Under workers’ compensation law, independent contractors are not covered by workers’ compensation insurance policies. Some companies will exploit this fact by misclassifying employees as independent contractors, because in doing so they avoid certain payroll taxes and workers’ compensation premiums that they would otherwise have to pay.
If you are injured on the job, being misclassified as a contractor can rob you of benefits. Here’s how you can determine whether the state workers’ compensation board will recognize you as an employee to ensure your benefits.
- Independent contractors often act outside of the employer’s control. If you are the one in control of how a service is provided and the method of accomplishing it, then chances are you are a contractor.
- If your payment comes hourly or on a salary, this is an indicator that you are an employee. Contractors are usually paid on a job-by-job basis.
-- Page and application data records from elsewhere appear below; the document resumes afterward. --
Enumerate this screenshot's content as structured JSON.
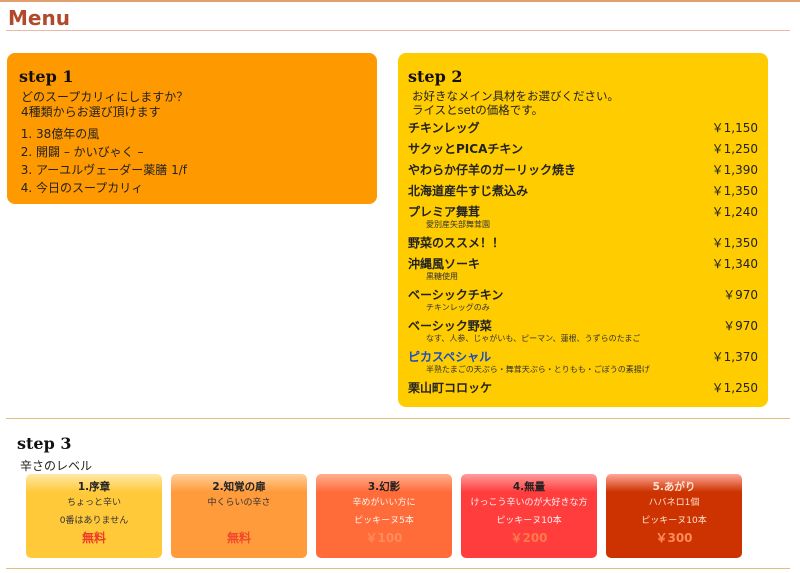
{
  "page": {
    "title": "Menu"
  },
  "step1": {
    "heading": "step 1",
    "desc_line1": "どのスープカリィにしますか？",
    "desc_line2": "4種類からお選び頂けます",
    "options": [
      "38億年の風",
      "開闢 – かいびゃく –",
      "アーユルヴェーダー薬膳 1/f",
      "今日のスープカリィ"
    ]
  },
  "step2": {
    "heading": "step 2",
    "desc_line1": "お好きなメイン具材をお選びください。",
    "desc_line2": "ライスとsetの価格です。",
    "items": [
      {
        "name": "チキンレッグ",
        "price": "￥1,150",
        "sub": ""
      },
      {
        "name": "サクッとPICAチキン",
        "price": "￥1,250",
        "sub": ""
      },
      {
        "name": "やわらか仔羊のガーリック焼き",
        "price": "￥1,390",
        "sub": ""
      },
      {
        "name": "北海道産牛すじ煮込み",
        "price": "￥1,350",
        "sub": ""
      },
      {
        "name": "プレミア舞茸",
        "price": "￥1,240",
        "sub": "愛別産矢部舞茸園"
      },
      {
        "name": "野菜のススメ！！",
        "price": "￥1,350",
        "sub": ""
      },
      {
        "name": "沖縄風ソーキ",
        "price": "￥1,340",
        "sub": "黒糖使用"
      },
      {
        "name": "ベーシックチキン",
        "price": "￥970",
        "sub": "チキンレッグのみ"
      },
      {
        "name": "ベーシック野菜",
        "price": "￥970",
        "sub": "なす、人参、じゃがいも、ピーマン、蓮根、うずらのたまご"
      },
      {
        "name": "ピカスペシャル",
        "price": "￥1,370",
        "sub": "半熟たまごの天ぷら・舞茸天ぷら・とりもも・ごぼうの素揚げ"
      },
      {
        "name": "栗山町コロッケ",
        "price": "￥1,250",
        "sub": ""
      }
    ]
  },
  "step3": {
    "heading": "step 3",
    "sub": "辛さのレベル",
    "levels": [
      {
        "name": "1.序章",
        "line1": "ちょっと辛い",
        "line2": "0番はありません",
        "price": "無料"
      },
      {
        "name": "2.知覚の扉",
        "line1": "中くらいの辛さ",
        "line2": "",
        "price": "無料"
      },
      {
        "name": "3.幻影",
        "line1": "辛めがいい方に",
        "line2": "ピッキーヌ5本",
        "price": "￥100"
      },
      {
        "name": "4.無量",
        "line1": "けっこう辛いのが大好きな方",
        "line2": "ピッキーヌ10本",
        "price": "￥200"
      },
      {
        "name": "5.あがり",
        "line1": "ハバネロ1個",
        "line2": "ピッキーヌ10本",
        "price": "￥300"
      }
    ]
  }
}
- If you do your job using your own equipment, then you are probably a contractor. Employers will provide equipment for an employee to complete a job.
- The character of the work can tell you whether you are a contractor or an employee. Contractors often do the same job for several different companies. Alternatively, if one company trains you and you receive regular work from them, you are likely to be considered an employee.
- Written agreements can specify that you are an independent contractor. These agreements can be denied by a state board if a worker demonstrates characteristics of an employee as explained above.
Workers’ compensation law is complex and determining your status will go a long way in ensuring your possible injury benefits. Our workers’ compensation attorneys go into further detail about workers’ compensation laws on this page.
Larrimer & Larrimer, LLC
—Columbus Workers’ Comp Attorneys